Philadelphus

''Philadelphus'' () (mock-orange) is a genus of about 60 species of shrubs from 3–20 ft (1–6 m) tall, native to North America, Central America, Asia and (locally) in southeast Europe.

They are named "mock-orange" in reference to their flowers, which in wild species look somewhat similar to those of oranges and lemons (''Citrus'') at first glance, and smell of orange flowers and jasmine (''Jasminum''). But ''Philadelphus'' is a basal asterid, not closely related to ''Jasminum'' (advanced asterids), and among the eudicots quite distant from ''Citrus'' (advanced rosids). An entirely misleading name for ''Philadelphus'' that is sometimes encountered is ''syringa''; this properly refers to the lilacs, which are fairly close relatives of jasmine. The connection of the two shrubs lies in their introduction from Ottoman gardens to European ones, effected at the same time by the Holy Roman emperor's ambassador to the Sublime Porte, Ogier Ghiselin de Busbecq, who returned to Vienna in 1562. The two shrubs appear together in John Gerard's ''Herball'', as "Blew Pipe" (the lilac) and "White Pipe Tree", for the woods of both are pithy and easily hollowed out.

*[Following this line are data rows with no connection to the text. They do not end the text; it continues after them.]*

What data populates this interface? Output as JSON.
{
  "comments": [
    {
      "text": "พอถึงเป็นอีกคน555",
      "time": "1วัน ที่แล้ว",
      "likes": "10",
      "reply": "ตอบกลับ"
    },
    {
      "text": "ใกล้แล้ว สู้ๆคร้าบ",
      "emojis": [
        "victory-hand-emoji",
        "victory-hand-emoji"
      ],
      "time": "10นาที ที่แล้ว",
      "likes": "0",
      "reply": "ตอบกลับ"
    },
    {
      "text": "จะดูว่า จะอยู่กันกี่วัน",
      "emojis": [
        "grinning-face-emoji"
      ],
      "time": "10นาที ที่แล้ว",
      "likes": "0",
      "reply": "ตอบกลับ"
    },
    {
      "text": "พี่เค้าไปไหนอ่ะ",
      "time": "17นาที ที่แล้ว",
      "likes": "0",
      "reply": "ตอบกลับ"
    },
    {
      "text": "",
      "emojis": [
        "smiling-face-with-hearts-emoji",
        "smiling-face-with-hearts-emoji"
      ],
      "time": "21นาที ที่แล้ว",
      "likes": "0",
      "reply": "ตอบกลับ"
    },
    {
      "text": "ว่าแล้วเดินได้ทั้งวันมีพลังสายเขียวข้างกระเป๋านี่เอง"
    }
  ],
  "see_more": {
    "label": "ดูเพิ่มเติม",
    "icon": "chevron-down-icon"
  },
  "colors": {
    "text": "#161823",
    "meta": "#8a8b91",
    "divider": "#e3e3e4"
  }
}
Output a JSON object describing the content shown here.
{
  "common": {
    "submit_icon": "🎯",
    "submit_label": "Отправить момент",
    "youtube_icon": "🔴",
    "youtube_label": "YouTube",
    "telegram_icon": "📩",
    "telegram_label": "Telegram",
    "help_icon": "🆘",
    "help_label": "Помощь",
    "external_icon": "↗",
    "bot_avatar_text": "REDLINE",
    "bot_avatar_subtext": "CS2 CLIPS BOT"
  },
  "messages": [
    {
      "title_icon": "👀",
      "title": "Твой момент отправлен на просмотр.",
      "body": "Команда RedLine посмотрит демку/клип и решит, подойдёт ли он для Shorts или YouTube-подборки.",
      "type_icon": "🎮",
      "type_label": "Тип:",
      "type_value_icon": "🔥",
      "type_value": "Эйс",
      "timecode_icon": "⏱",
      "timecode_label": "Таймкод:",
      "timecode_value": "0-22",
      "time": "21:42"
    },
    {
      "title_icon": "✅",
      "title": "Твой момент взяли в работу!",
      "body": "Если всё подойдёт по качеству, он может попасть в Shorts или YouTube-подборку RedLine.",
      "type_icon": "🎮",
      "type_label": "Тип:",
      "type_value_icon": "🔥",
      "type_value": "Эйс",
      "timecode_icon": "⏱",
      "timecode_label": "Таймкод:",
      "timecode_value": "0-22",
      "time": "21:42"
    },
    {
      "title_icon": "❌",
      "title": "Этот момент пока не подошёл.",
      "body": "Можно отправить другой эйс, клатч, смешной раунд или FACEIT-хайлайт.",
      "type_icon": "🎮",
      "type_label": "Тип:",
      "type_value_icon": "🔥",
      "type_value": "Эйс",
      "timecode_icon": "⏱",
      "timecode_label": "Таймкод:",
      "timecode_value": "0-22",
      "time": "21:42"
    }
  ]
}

''Philadelphus'' is named after an ancient Greek king of Egypt, Ptolemy II Philadelphus. Provided by Wikipedia

1
by Philadelphus
Published 1768
Barataria, printed; and Dublin

2
by Philadelphus
Published 1780
printed for the author, by J. Brown, at the Printing Office, Fair Street, Horsly-Down, and sold by J. Buckland, Pater-Noster Row, and W. Ash, No. 15, Little Tower Street

3
by Philadelphus
Published 1751
Printed for the author

4
by Philadelphus
Published 1751
Printed for the author

9
by Philadelphus, Timotheus
Published 1725
Venales prostant apud J. Roberts in vico vulgò vocato Warwick-Lane